-- TASK INSTRUCTIONS --
Nothing but the pictures should be left out when the entries below are duplicated.

(Records excerpted from a collection)

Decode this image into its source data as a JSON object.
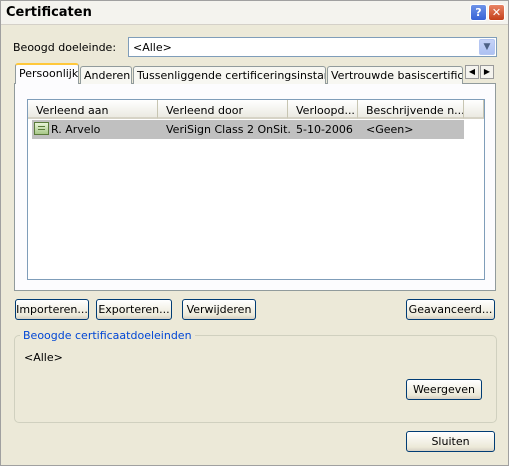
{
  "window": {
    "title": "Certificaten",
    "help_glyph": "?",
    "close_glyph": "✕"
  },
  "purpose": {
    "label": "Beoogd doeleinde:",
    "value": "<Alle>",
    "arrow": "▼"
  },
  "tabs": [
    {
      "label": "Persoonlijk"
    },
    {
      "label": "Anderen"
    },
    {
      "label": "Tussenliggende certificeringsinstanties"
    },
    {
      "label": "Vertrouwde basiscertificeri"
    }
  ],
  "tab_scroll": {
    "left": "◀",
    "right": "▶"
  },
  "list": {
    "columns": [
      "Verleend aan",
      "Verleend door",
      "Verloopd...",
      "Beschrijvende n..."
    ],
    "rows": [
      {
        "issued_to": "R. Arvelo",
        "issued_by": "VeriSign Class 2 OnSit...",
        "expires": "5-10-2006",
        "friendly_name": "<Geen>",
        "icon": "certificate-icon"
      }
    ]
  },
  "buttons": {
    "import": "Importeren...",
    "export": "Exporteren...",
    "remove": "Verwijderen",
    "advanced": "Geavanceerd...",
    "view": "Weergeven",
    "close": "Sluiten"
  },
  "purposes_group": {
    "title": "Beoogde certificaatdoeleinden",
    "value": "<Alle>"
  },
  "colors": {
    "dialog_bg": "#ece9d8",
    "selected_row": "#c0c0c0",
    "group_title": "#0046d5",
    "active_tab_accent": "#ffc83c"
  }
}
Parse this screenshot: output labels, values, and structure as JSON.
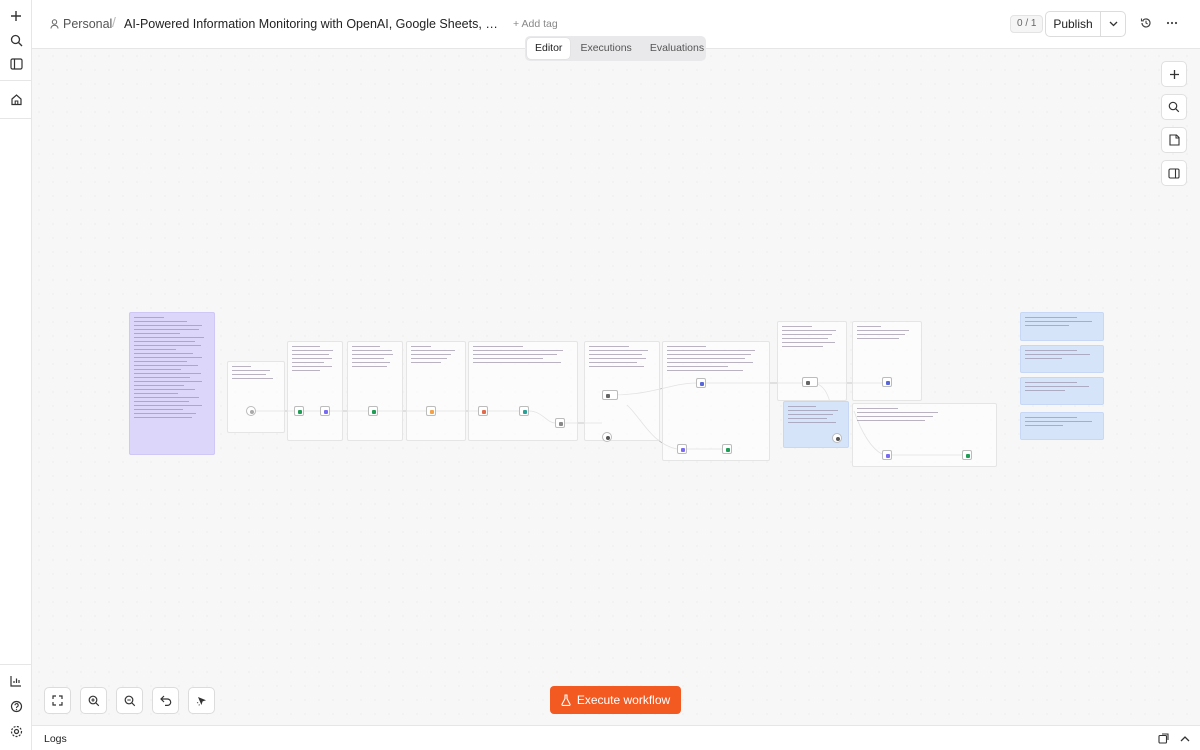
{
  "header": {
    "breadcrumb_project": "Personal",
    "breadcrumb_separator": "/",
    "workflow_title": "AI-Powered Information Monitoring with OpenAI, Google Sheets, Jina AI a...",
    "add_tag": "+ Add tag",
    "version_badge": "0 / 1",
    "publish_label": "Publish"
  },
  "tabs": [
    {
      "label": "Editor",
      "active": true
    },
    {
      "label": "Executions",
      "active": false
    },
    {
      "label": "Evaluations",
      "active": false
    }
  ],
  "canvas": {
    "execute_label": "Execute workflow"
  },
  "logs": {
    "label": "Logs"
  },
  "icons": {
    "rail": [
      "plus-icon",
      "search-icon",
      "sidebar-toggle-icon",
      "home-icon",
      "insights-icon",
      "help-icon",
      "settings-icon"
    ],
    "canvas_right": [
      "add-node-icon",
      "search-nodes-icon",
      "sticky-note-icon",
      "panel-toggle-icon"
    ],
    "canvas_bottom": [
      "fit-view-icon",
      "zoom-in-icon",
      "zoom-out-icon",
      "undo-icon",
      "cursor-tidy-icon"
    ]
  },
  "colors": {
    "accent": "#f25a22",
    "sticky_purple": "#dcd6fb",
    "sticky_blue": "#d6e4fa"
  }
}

-- REPLY --
Decode this image into its source data as a JSON object.
{
  "window": {
    "title": "Certificaten",
    "help_glyph": "?",
    "close_glyph": "✕"
  },
  "purpose": {
    "label": "Beoogd doeleinde:",
    "value": "<Alle>",
    "arrow": "▼"
  },
  "tabs": [
    {
      "label": "Persoonlijk"
    },
    {
      "label": "Anderen"
    },
    {
      "label": "Tussenliggende certificeringsinstanties"
    },
    {
      "label": "Vertrouwde basiscertificeri"
    }
  ],
  "tab_scroll": {
    "left": "◀",
    "right": "▶"
  },
  "list": {
    "columns": [
      "Verleend aan",
      "Verleend door",
      "Verloopd...",
      "Beschrijvende n..."
    ],
    "rows": [
      {
        "issued_to": "R. Arvelo",
        "issued_by": "VeriSign Class 2 OnSit...",
        "expires": "5-10-2006",
        "friendly_name": "<Geen>",
        "icon": "certificate-icon"
      }
    ]
  },
  "buttons": {
    "import": "Importeren...",
    "export": "Exporteren...",
    "remove": "Verwijderen",
    "advanced": "Geavanceerd...",
    "view": "Weergeven",
    "close": "Sluiten"
  },
  "purposes_group": {
    "title": "Beoogde certificaatdoeleinden",
    "value": "<Alle>"
  },
  "colors": {
    "dialog_bg": "#ece9d8",
    "selected_row": "#c0c0c0",
    "group_title": "#0046d5",
    "active_tab_accent": "#ffc83c"
  }
}
Parse this screenshot: output labels, values, and structure as JSON.
{
  "header": {
    "breadcrumb_project": "Personal",
    "breadcrumb_separator": "/",
    "workflow_title": "AI-Powered Information Monitoring with OpenAI, Google Sheets, Jina AI a...",
    "add_tag": "+ Add tag",
    "version_badge": "0 / 1",
    "publish_label": "Publish"
  },
  "tabs": [
    {
      "label": "Editor",
      "active": true
    },
    {
      "label": "Executions",
      "active": false
    },
    {
      "label": "Evaluations",
      "active": false
    }
  ],
  "canvas": {
    "execute_label": "Execute workflow"
  },
  "logs": {
    "label": "Logs"
  },
  "icons": {
    "rail": [
      "plus-icon",
      "search-icon",
      "sidebar-toggle-icon",
      "home-icon",
      "insights-icon",
      "help-icon",
      "settings-icon"
    ],
    "canvas_right": [
      "add-node-icon",
      "search-nodes-icon",
      "sticky-note-icon",
      "panel-toggle-icon"
    ],
    "canvas_bottom": [
      "fit-view-icon",
      "zoom-in-icon",
      "zoom-out-icon",
      "undo-icon",
      "cursor-tidy-icon"
    ]
  },
  "colors": {
    "accent": "#f25a22",
    "sticky_purple": "#dcd6fb",
    "sticky_blue": "#d6e4fa"
  }
}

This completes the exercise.